Workers who act to the detriment of their company or their colleagues outside the workplace and beyond their hours may be subject to disciplinary dismissal. This is what the Supreme Court dictates in a ruling dated May 31 that estimates an appeal filed by the plaintiff in cassation.
The case goes back to a Christmas dinner of the Aluminum Company of the Pyrenees and Reforms Sicilia. In it, the High Court notes, a worker uttered insults such as 'asshole', 'son of a bitch' and 'shitty Moor' to several colleagues. Likewise, he came to physically attack some of them, after several attempts.
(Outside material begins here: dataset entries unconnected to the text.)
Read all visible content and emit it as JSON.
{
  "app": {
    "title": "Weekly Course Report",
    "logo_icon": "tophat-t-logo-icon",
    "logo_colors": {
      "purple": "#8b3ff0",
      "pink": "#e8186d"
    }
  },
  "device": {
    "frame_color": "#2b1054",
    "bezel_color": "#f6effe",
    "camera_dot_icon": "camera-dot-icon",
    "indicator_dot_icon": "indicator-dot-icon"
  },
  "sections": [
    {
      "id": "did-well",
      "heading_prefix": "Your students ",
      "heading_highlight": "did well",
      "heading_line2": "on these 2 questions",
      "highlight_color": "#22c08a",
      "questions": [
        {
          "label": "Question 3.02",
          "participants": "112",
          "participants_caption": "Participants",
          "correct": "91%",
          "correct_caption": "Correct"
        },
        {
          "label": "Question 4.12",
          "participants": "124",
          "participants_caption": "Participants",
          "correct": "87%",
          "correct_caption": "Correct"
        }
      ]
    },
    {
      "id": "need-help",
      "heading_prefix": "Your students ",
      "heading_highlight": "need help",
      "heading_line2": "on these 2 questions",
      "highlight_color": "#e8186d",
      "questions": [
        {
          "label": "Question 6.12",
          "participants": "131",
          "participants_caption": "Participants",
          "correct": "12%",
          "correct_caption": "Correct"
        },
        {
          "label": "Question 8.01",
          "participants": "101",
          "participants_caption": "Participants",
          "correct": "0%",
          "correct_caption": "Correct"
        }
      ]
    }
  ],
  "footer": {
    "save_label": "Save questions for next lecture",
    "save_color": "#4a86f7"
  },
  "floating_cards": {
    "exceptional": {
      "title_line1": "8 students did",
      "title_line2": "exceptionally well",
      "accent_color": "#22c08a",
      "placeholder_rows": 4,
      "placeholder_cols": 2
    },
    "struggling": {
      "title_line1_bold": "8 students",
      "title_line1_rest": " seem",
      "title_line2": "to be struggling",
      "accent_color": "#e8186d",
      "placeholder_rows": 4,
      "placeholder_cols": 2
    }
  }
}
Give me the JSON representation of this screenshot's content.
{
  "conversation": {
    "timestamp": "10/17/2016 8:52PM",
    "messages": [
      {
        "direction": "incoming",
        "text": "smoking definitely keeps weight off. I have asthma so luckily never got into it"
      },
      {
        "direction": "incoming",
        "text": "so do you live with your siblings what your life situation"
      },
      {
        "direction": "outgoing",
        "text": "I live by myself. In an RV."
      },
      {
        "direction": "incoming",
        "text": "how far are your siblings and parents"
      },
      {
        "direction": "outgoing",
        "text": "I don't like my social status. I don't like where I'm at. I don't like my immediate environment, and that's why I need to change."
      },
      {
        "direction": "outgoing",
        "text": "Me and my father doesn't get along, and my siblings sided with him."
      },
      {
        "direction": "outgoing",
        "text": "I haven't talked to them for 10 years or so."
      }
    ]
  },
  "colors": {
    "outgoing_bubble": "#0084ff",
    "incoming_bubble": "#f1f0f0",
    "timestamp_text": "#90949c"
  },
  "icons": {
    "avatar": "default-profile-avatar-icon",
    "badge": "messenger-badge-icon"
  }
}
The aggressor was expelled from the premises by the owner of the establishment and the latter reported what had happened to the owner of the company, with whom he had a good relationship, according to the reported facts.
The Supreme Court annuls the ruling of the TSJ that annulled the dismissal and condemned the company for unfair dismissal, with the following argument: "That the facts reported, declared proven, reveal a conduct linked or tied to the employment relationship, which breaks the enforceable rules of coexistence, resulting, directly or indirectly, to the detriment of the company, and which becomes punishable with said disciplinary dismissal.
The Social Chamber understands that the conduct of the aggressor was linked to the employment relationship and that it causes damage to the company, "even if it is by way of clouding the good work environment that attitudes such as those related to to those cases of verbal and physical offenses against the relatives of workers and businessmen”. Likewise, the ruling maintains that his attitude "is constitutive of a very serious and culpable breach of his obligations."
«The involvement and link of the imputed conduct with the employment relationship is clear: it affects other colleagues in the company, affecting the coexistence between them and the reputation of the employer himself, ultimately resulting in his detriment. The serious offenses uttered by the plaintiff against his colleagues, verbally - they included expressions of hatred - and physically (attempted aggression with a bottle, avoided by one of them, slapping and shaking), irremediably conditioned the labor relations between them and also a deterioration for the image of the business entity, causing its discredit against third parties, "adds the Supreme Court.